Ever woke to a crisp, cold morning to find droplets of water dripping down your window panes? Although many people first think that their windows are the culprit, in fact it is the level of activity the home occupants that causes the right conditions for condensation to form.
These activities can include the use of water when there is cooking, using the tumble dryer (especially if it doesn’t provide a condenser), air drying washing, bathing and showering and even breathing!
This causes the air in our homes, already carrying moisture, to become saturated. When this air cools down it can no longer hold the water vapour and condenses it onto any surface that is visible and non-absorbent such as your windows. Unfortunately this moisture also infiltrates such absorbent surfaces such as your walls, carpets and home fabrics. Overtime, this can cause severe problems to both you and your home by providing the perfect breeding space for black mould and damp.
Goodness, gracious how do we prevent it?!
The good news is that there are ways to prevent the moisture content of the air in your home. 3
- Install and maintain extractor fans for bathrooms and the kitchen. Make sure that the extractor fans are strong enough to extract due to the size of the room they are installed in.
- Try and use a condenser tumble dryer (and empty it regularly) or ensure that the area around the tumble dryer is well vented with constant air flow.
- Avoid furniture touching the walls – no one wants to move the sofa from the wall to find it harbouring black mould.
- Do not dry clothes over radiators. Besides releasing a high percentage of water vapour most importantly, this can be a fire hazard.

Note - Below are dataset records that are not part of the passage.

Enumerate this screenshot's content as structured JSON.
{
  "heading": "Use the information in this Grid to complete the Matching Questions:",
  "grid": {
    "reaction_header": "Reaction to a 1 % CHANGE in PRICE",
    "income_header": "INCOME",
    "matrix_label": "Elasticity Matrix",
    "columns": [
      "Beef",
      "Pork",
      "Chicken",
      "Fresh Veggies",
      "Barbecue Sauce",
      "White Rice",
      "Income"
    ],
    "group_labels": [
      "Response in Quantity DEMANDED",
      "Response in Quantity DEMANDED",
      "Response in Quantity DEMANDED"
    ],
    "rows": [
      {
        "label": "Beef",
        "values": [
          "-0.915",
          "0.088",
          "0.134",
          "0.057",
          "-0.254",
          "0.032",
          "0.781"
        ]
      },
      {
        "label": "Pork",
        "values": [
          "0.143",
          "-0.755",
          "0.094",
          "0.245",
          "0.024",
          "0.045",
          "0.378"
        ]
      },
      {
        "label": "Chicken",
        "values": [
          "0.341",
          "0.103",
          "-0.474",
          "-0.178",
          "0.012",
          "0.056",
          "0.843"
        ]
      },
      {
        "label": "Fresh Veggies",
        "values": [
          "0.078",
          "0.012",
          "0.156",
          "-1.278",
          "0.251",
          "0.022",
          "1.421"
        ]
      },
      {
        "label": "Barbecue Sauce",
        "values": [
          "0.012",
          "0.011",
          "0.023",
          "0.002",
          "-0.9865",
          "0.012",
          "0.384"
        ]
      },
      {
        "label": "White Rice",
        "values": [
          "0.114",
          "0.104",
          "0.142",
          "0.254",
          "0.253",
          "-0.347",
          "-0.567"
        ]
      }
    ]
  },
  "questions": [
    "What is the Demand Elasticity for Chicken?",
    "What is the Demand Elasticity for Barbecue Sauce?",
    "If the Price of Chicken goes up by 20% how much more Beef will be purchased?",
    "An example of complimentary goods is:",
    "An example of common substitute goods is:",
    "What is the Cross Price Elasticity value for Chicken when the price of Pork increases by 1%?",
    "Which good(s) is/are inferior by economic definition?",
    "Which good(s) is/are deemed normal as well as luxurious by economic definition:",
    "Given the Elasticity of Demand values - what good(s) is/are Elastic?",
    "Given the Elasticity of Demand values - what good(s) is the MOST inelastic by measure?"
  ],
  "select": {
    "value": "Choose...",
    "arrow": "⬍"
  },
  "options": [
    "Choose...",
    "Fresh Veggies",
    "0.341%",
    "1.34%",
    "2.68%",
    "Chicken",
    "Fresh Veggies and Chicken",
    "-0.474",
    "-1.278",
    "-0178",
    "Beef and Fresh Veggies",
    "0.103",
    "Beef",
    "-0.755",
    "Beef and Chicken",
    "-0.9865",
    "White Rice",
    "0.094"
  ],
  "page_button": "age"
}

- As much as it is tempting, try and avoid opening a window to remove the condensation when the weather outside is wet. This has a higher humidity and moisture levels to those indoors, escalating the condensation problem indoors.If the weather is mild, try and ventilate the home even if it is a short period of time during the day but try and maintain a constant indoor temperature throughout your home by insulating the home correctly. Find out more about insulation and its costs here.
If you still wish to give your windows their marching orders by replacing them with A+ double or triple glazed windows. A+ double glazing draws more heat into the home whilst triple glazing provides the best heat retention properties and frames.